Segment Open

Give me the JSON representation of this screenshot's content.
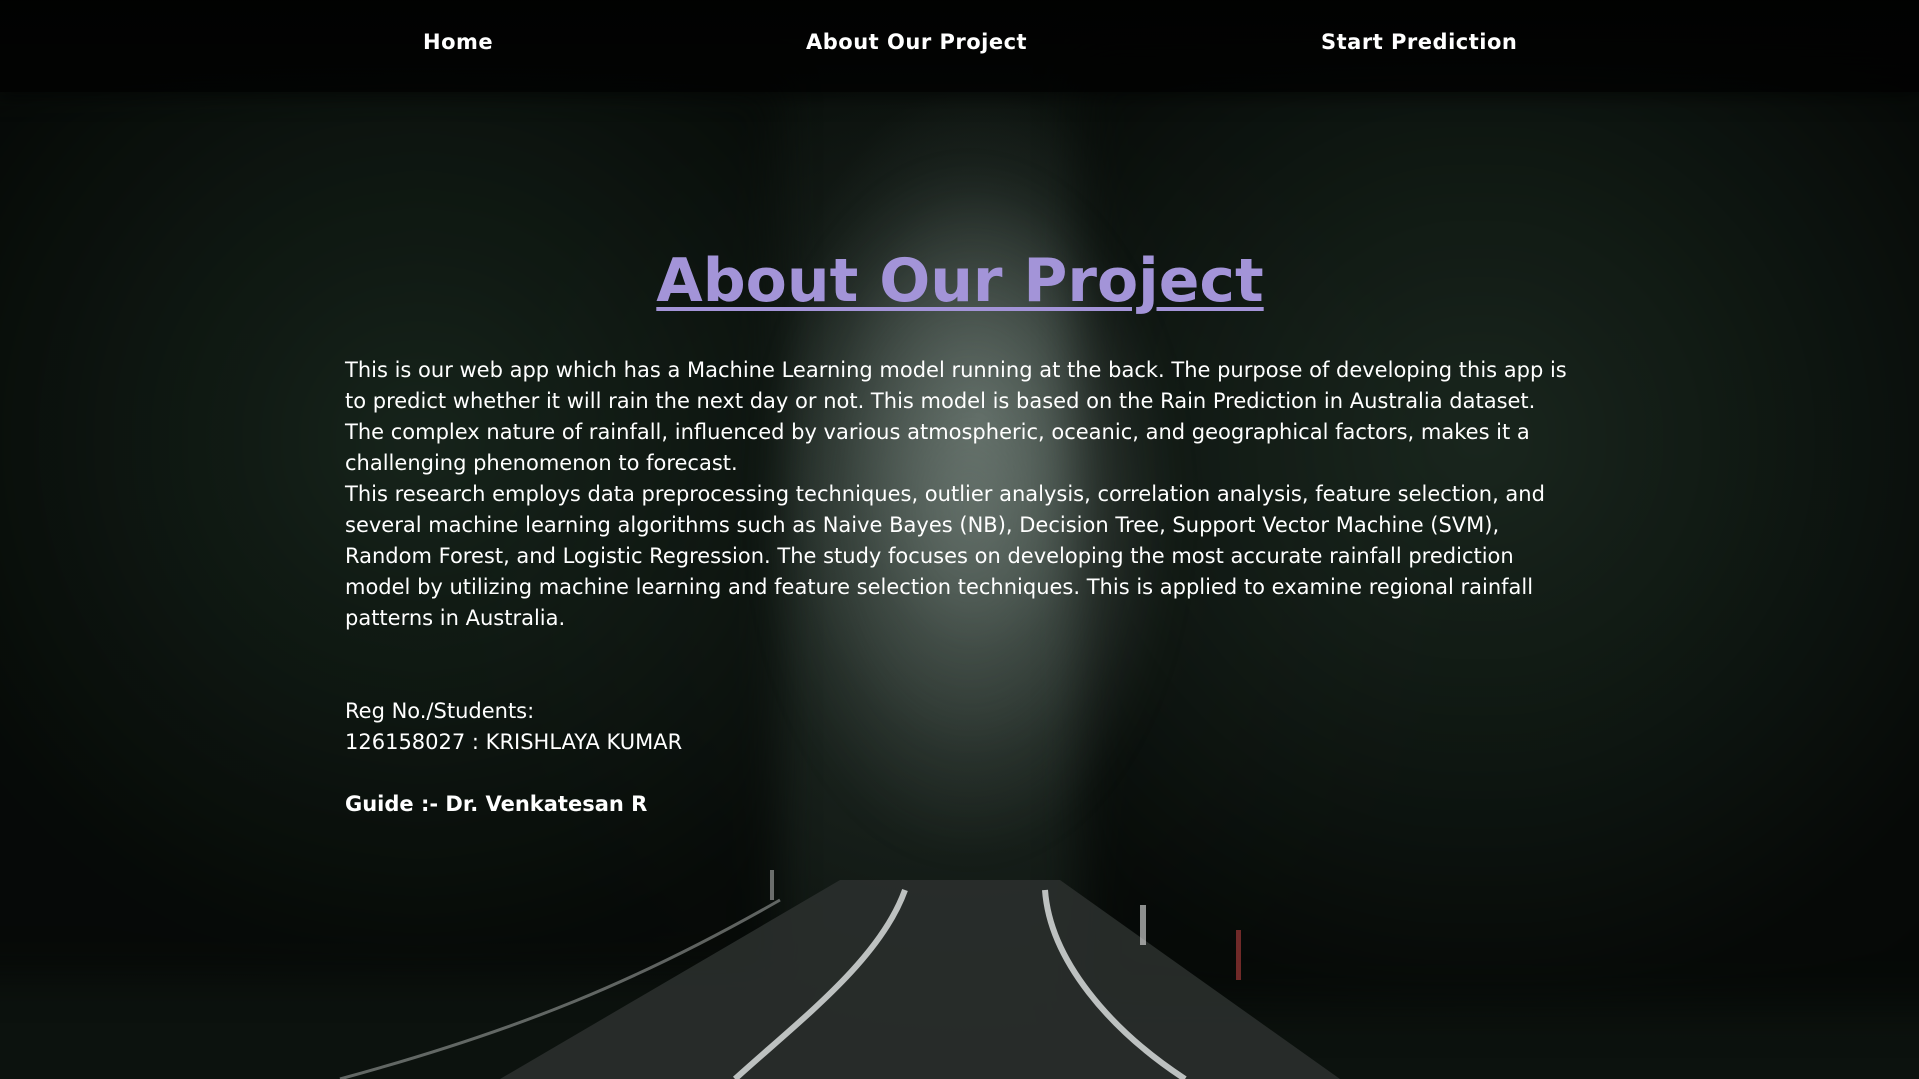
{
  "nav": {
    "home": "Home",
    "about": "About Our Project",
    "start": "Start Prediction"
  },
  "main": {
    "title": "About Our Project",
    "paragraph1": "This is our web app which has a Machine Learning model running at the back. The purpose of developing this app is to predict whether it will rain the next day or not. This model is based on the Rain Prediction in Australia dataset. The complex nature of rainfall, influenced by various atmospheric, oceanic, and geographical factors, makes it a challenging phenomenon to forecast.",
    "paragraph2": "This research employs data preprocessing techniques, outlier analysis, correlation analysis, feature selection, and several machine learning algorithms such as Naive Bayes (NB), Decision Tree, Support Vector Machine (SVM), Random Forest, and Logistic Regression. The study focuses on developing the most accurate rainfall prediction model by utilizing machine learning and feature selection techniques. This is applied to examine regional rainfall patterns in Australia.",
    "students_label": "Reg No./Students:",
    "student_entry": "126158027 : KRISHLAYA KUMAR",
    "guide": "Guide :- Dr. Venkatesan R"
  },
  "colors": {
    "title": "#a394d8",
    "text": "#ffffff",
    "navbar": "#000000"
  }
}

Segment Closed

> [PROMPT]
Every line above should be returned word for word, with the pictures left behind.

> [OUTPUT OF THE TASK]
Give me the JSON representation of this screenshot's content.
{
  "nav": {
    "home": "Home",
    "about": "About Our Project",
    "start": "Start Prediction"
  },
  "main": {
    "title": "About Our Project",
    "paragraph1": "This is our web app which has a Machine Learning model running at the back. The purpose of developing this app is to predict whether it will rain the next day or not. This model is based on the Rain Prediction in Australia dataset. The complex nature of rainfall, influenced by various atmospheric, oceanic, and geographical factors, makes it a challenging phenomenon to forecast.",
    "paragraph2": "This research employs data preprocessing techniques, outlier analysis, correlation analysis, feature selection, and several machine learning algorithms such as Naive Bayes (NB), Decision Tree, Support Vector Machine (SVM), Random Forest, and Logistic Regression. The study focuses on developing the most accurate rainfall prediction model by utilizing machine learning and feature selection techniques. This is applied to examine regional rainfall patterns in Australia.",
    "students_label": "Reg No./Students:",
    "student_entry": "126158027 : KRISHLAYA KUMAR",
    "guide": "Guide :- Dr. Venkatesan R"
  },
  "colors": {
    "title": "#a394d8",
    "text": "#ffffff",
    "navbar": "#000000"
  }
}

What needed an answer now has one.